Burkina Faso is a member of the Inter Governmental Action Group Against Money Laundering in West Africa (GIABA), a FATF-style regional body. Its most recent mutual evaluation can be found at: http://www.giaba.org/reports/mutual-evaluation/Burkina%20Faso.html

Enforcement and implementation issues and comments:

The Government of Burkina Faso has a three-year strategy, from 2014-2016, for fighting financial crime, but much of this strategy has not yet been implemented. One aspect, a strengthening of financial disclosure requirements for government officials, has been included in the charter for the transitional government that was adopted November 16, 2014. Until recently, high-ranking government officials have been required to file financial disclosure forms with the Constitutional Council on entering and leaving office. Under the new requirements, the disclosure of the President will be published in the Official Journal, and the Court of Auditors will be able to investigate the assets of high level government officials.

In May 2014, the government adopted a decree to regulate and track the proceeds of coin-operated slot machines, which had previously not been regulated. Also in 2014, the government put in place a committee on administrative asset freezing. It has not yet used its powers to freeze assets in any particular case.

Burkina Faso’s financial intelligence unit (FIU) is the National Financial Information Processing Unit (CENTIF). CENTIF reports there are 14 individuals currently being prosecuted for money laundering or other financial crimes, with four new cases in 2014. It can take years for criminal cases in Burkina Faso to reach a conclusion, and there were no convictions in 2013 or 2014.

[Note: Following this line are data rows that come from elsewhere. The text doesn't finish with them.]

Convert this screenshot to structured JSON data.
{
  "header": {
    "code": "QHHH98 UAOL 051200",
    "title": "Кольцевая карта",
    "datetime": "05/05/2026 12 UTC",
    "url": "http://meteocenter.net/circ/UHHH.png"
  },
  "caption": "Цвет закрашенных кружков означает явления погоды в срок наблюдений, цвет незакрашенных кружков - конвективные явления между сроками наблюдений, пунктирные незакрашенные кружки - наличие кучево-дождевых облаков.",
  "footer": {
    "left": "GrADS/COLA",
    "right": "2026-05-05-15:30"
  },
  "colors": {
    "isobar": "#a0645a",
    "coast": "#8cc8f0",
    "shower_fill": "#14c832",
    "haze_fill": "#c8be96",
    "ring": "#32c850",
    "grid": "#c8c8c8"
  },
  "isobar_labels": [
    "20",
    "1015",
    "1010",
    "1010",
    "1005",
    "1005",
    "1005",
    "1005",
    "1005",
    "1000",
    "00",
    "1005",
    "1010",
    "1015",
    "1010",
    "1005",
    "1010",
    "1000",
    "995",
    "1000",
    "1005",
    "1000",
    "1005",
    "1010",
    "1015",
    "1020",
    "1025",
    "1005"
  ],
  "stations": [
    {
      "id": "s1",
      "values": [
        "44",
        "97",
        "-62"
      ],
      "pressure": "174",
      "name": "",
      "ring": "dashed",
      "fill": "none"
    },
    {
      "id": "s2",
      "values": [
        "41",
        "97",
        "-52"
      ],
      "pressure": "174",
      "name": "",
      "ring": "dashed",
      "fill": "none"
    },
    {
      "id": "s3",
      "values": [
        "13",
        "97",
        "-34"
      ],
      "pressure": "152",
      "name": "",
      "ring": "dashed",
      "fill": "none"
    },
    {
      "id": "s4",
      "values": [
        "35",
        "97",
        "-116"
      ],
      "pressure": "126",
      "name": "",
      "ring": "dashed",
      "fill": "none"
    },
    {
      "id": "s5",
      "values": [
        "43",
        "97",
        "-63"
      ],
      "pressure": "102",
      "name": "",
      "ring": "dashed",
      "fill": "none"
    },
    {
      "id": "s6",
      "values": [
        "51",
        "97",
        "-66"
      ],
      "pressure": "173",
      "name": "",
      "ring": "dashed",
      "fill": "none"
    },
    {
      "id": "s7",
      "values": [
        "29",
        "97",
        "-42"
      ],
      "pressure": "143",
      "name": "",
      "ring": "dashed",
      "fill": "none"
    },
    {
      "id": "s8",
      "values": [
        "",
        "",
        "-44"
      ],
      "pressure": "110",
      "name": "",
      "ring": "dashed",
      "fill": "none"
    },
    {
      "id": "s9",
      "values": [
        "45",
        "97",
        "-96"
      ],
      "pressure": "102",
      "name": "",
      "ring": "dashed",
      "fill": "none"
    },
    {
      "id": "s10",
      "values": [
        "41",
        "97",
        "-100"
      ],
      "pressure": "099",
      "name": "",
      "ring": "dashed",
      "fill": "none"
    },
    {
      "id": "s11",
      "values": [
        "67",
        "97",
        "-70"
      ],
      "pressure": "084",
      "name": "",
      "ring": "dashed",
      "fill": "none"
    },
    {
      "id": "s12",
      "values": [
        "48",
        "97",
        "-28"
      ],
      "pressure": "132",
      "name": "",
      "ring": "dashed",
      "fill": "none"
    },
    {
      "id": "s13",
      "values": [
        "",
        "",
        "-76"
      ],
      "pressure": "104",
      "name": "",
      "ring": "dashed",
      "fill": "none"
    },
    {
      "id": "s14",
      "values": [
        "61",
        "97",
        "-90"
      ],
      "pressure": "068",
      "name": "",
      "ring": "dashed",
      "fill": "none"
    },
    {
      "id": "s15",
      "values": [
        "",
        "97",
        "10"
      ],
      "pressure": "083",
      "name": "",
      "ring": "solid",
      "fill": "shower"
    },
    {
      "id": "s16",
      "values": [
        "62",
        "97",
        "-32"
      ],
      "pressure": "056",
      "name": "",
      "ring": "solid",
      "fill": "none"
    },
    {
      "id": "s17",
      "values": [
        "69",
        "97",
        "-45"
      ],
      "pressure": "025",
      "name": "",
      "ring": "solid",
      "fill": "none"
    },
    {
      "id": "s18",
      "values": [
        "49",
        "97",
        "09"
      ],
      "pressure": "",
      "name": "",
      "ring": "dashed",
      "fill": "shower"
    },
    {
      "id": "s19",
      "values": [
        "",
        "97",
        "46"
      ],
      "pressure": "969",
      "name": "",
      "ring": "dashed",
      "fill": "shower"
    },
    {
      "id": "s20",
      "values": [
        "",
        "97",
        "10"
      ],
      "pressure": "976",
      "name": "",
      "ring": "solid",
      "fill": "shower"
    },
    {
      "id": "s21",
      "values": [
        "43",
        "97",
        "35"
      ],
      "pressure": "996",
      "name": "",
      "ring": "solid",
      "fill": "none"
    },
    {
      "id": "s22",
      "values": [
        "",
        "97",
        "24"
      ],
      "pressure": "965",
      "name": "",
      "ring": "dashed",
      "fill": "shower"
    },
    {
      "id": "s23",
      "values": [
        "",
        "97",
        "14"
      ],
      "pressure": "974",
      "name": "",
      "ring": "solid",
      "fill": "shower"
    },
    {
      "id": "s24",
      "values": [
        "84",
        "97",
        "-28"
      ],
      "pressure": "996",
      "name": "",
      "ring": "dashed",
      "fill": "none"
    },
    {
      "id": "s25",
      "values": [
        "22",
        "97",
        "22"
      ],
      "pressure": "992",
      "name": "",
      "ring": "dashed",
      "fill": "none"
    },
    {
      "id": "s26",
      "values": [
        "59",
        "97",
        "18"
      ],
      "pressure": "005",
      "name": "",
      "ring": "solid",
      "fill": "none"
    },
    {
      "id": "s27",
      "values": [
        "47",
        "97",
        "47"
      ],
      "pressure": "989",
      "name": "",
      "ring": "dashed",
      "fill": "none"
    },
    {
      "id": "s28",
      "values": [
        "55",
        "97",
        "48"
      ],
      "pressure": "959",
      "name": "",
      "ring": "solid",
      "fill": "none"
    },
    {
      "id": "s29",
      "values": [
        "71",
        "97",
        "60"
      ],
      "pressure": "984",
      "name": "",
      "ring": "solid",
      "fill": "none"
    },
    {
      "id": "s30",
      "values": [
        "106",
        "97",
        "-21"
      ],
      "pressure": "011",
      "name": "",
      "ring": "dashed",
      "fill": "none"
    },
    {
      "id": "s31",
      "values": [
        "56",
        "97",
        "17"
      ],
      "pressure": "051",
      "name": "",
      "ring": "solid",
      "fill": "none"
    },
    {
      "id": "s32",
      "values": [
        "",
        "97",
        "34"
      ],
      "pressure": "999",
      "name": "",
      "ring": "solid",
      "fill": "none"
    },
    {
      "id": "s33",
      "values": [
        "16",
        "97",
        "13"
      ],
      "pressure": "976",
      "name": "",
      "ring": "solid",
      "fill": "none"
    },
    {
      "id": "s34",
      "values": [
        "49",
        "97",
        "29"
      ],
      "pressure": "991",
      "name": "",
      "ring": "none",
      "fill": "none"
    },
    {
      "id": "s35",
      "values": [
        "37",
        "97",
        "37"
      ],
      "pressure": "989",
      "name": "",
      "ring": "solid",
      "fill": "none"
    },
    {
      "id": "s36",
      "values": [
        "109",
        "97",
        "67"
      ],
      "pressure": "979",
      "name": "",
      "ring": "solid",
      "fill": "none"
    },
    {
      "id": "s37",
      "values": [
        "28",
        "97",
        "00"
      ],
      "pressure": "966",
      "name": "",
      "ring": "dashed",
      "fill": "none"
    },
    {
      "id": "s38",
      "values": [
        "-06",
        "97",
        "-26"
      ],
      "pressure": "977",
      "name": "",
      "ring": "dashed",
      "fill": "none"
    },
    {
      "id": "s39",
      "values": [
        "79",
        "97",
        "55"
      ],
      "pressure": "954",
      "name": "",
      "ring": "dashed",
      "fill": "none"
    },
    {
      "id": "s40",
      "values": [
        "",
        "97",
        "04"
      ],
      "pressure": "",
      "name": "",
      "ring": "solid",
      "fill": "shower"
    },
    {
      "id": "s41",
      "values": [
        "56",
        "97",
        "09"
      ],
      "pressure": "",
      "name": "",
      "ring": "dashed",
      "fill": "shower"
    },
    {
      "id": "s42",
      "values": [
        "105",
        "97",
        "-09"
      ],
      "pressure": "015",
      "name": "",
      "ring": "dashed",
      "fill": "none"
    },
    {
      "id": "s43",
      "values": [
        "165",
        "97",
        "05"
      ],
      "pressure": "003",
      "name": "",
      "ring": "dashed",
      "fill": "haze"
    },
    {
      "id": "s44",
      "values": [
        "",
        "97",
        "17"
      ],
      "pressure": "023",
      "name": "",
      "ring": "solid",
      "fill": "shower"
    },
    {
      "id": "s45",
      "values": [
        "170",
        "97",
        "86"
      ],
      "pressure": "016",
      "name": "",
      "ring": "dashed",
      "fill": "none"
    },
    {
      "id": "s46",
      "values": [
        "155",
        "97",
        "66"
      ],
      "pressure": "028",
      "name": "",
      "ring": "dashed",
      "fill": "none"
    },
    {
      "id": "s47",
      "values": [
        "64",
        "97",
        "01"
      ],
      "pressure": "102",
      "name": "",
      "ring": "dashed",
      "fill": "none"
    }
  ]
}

Burkina Faso remains at risk of money laundering and faces threats emanating from predicate criminal activities and insecurity in the Sahel region. Its capacity to respond to these threats remains insufficient, although the Government of Burkina Faso continues to cooperate with regional and global counterterrorism efforts. Records exchange with countries outside of the West African Economic and Monetary Union (WAEMU) is possible via bilateral agreement, and Burkina Faso’s CENTIF is open to exchanging information with counterpart FIUs on a reciprocal basis, which it has done in several cases.

Burkina Faso should move prosecutions of financial crimes through its court system,

demonstrate the effectiveness of its terrorist asset freezing regime, incorporate the WAEMU directives on money laundering and terrorist financing into its national law, adopt procedures for the declaration or disclosure of cross-border currency movements, and fully implement its national strategy to combat money laundering and terrorism financing, especially given the challenges inherent in the regional security environment. Furthermore, the Government of Burkina Faso should strengthen due diligence measures in the financial system, the supervision and monitoring of reporting entities, and international cooperation efforts.